The antigay National Organization for Marriage is once again asking Republican presidential aspirants to support a constitutional amendment limiting marriage to opposite-sex couples, plus take other steps aimed at blocking marriage equality.
“Republicans need to not just give lip service to marriage,” NOM president Brian Brown told CNN Thursday. “By signing the pledge they are committing to concrete steps to protect marriage.”
Brown said the pledge would be sent this week to all declared Republican candidates, with a request that they return it within two weeks, and will be sent to others as they publicly announce their intention to seek the nomination. NOM circulated a similar pledge during the last presidential election cycle, and most GOP candidates signed it, including the eventual nominee, Mitt Romney.
The new pledge asks that candidates support a federal constitutional amendment defining marriage as the union of a man and a woman; oppose and work to overturn any Supreme Court decision for marriage equality; review and reverse Obama administration policies that provide federal government recognition to same-sex marriages; support the First Amendment Defense Act, a bill introduced in Congress this week that would allow businesses and individuals with religious objections to marriage equality to discriminate against same-sex couples without repercussions; and direct the Department of Justice to investigate cases of people being “harassed or threatened” for opposing marriage equality.
In reality, these actions would be difficult to carry out. Overturning Supreme Court decisions is no easy feat, and neither is amending the U.S. Constitution. “License to discriminate” legislation has proved unpopular. And most stories of harassment for opposing marriage equality have turned out to be apocryphal. But even with a majority of Americans supporting marriage equality and the high court likely to issue a favorable ruling, NOM is holding fast to its opposition and wants the Republican Party to do so as well.
“Our hope is that as many candidates as possible sign, but at the end of the day what we want is a champion for marriage, someone who will stand up and do what is necessary to protect it,” Brown told CNN. “So whether we end up having four candidates or 15, we are going to support he candidates that stand up and sign the pledge.”
Iowa-based Family Leader, which also asked GOP presidential candidates to sign an anti–marriage equality pledge in 2012, announced last month that it had no plans to do so in this election campaign, although it isn’t entirely abandoning the possibility.

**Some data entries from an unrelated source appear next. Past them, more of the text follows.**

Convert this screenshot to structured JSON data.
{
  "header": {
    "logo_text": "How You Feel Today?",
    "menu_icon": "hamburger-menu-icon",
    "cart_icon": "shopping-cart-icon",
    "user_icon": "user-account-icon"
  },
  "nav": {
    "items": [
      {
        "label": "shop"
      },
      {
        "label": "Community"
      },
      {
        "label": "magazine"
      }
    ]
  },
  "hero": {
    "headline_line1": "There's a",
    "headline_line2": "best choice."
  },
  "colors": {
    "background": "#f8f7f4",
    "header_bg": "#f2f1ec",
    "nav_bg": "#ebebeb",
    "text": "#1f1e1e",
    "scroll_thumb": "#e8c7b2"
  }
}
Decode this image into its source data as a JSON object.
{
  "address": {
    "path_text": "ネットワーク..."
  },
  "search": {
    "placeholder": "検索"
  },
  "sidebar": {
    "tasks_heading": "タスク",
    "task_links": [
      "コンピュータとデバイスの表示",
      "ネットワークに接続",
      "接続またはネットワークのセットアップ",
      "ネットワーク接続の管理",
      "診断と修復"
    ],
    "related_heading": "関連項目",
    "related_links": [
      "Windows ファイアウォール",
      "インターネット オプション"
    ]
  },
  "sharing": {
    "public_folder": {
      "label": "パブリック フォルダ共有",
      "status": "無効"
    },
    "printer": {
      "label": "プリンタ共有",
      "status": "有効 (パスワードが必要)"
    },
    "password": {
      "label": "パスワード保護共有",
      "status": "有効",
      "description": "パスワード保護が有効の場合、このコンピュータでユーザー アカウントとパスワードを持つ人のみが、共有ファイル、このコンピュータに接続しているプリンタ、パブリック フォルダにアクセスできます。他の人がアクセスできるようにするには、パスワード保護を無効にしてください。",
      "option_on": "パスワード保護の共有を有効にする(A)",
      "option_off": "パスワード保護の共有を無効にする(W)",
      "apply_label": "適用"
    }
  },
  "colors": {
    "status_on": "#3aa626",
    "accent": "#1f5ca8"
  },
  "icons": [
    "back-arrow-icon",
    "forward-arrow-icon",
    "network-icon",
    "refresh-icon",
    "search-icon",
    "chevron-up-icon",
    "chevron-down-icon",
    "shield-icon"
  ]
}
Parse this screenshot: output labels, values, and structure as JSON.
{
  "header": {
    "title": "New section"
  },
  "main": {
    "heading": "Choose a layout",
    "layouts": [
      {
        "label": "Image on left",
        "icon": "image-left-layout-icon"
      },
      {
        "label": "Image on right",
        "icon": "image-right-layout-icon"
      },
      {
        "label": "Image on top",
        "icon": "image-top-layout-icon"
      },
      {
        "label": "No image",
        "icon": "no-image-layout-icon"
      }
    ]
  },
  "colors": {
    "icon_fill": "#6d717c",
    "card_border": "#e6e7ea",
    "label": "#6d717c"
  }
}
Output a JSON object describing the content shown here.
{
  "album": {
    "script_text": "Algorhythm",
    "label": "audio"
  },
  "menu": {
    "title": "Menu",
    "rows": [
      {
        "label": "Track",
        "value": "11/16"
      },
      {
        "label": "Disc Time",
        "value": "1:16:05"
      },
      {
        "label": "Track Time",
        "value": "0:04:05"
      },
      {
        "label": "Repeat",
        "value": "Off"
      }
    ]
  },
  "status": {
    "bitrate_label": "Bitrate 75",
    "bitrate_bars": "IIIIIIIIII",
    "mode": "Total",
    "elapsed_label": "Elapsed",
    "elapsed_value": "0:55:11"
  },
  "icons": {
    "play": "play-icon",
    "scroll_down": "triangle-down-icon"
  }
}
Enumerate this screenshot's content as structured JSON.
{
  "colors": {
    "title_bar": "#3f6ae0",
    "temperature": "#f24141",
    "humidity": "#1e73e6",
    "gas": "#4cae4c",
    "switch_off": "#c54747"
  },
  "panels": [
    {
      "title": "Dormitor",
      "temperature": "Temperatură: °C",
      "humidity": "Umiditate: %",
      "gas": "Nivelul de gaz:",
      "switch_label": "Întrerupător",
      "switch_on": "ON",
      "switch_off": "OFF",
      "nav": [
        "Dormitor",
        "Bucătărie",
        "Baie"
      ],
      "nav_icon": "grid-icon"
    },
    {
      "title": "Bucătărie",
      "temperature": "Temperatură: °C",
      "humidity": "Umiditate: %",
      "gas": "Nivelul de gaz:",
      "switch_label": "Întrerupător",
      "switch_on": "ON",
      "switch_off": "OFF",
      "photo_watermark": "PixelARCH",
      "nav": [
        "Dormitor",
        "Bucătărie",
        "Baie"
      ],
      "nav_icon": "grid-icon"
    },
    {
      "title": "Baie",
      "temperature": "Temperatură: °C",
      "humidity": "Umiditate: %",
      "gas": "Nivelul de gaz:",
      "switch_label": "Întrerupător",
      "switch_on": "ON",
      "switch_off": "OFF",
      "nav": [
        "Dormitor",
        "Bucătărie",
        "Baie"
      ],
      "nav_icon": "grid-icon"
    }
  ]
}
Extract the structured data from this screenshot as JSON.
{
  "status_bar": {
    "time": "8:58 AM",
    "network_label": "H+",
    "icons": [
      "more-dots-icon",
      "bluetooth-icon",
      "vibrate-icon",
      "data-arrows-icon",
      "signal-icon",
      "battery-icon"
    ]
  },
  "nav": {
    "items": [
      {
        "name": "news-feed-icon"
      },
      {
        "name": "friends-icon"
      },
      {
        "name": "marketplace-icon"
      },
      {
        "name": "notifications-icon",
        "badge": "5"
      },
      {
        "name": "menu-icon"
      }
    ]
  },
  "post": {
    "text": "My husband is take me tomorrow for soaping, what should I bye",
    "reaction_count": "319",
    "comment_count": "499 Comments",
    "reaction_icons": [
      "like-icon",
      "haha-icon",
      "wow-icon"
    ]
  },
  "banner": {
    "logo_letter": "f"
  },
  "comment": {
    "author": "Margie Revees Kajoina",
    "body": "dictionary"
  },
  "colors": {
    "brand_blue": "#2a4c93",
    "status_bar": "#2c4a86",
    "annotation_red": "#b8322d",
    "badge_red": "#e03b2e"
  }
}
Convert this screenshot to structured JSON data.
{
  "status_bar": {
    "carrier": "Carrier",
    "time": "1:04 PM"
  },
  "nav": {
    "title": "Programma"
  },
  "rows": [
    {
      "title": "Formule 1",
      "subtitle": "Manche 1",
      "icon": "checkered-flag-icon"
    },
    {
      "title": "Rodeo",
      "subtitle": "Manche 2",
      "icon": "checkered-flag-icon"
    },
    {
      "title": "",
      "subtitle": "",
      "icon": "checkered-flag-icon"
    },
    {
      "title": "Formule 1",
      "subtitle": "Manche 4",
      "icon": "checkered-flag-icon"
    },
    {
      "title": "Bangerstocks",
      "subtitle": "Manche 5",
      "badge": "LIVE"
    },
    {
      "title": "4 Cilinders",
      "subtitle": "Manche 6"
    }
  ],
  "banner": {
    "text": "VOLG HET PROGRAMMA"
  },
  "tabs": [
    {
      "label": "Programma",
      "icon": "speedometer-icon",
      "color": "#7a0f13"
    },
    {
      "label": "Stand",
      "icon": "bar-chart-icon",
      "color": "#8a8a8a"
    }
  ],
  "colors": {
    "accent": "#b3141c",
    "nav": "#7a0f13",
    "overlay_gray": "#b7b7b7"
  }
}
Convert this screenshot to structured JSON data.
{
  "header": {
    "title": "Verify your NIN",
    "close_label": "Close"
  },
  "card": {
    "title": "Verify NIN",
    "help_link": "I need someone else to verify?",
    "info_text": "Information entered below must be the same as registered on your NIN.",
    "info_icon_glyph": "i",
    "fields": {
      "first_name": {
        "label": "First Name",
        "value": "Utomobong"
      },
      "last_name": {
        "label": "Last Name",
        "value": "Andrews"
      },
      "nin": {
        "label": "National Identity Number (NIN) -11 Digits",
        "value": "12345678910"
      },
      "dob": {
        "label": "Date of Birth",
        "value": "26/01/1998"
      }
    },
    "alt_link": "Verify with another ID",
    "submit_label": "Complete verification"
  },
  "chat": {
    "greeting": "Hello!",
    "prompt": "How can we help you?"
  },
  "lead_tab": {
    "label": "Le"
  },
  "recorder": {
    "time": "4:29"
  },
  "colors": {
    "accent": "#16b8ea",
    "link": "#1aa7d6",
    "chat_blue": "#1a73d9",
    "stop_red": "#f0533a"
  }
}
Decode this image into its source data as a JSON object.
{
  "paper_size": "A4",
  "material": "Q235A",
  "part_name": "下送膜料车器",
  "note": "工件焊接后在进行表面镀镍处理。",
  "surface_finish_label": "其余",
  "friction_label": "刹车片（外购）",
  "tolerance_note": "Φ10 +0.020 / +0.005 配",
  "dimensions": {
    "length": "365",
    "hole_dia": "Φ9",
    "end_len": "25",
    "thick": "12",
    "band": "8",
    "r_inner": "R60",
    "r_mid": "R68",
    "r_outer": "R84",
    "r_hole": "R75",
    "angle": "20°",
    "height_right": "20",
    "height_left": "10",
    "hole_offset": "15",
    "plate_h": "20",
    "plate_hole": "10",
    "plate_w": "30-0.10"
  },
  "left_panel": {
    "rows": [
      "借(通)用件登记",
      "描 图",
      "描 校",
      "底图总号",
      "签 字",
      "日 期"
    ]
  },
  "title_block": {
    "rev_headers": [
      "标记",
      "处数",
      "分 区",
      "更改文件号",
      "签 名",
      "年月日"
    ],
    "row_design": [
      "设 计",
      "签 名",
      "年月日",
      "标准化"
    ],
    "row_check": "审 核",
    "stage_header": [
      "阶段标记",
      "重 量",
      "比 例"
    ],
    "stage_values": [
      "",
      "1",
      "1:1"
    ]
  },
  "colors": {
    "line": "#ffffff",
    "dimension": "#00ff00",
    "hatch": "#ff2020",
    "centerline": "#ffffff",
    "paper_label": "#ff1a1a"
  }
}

The pledge turned out to be “a distraction,” Family Leader CEO Bob Vander Plaats told The Des Moines Register in May, and the group instead will hold meetings with candidates leading up to the 2016 presidential caucus in the state.
In the last election cycle, several candidates signed the Family Leader pledge, which included numerous other points besides opposition to marriage equality, such as opposition to abortion and Islamic law, support of “robust childbearing and reproduction,” and an oath of marital fidelity. Romney, however, refused to sign the pledge, which one of his aides called “undignified and inappropriate for a presidential campaign.”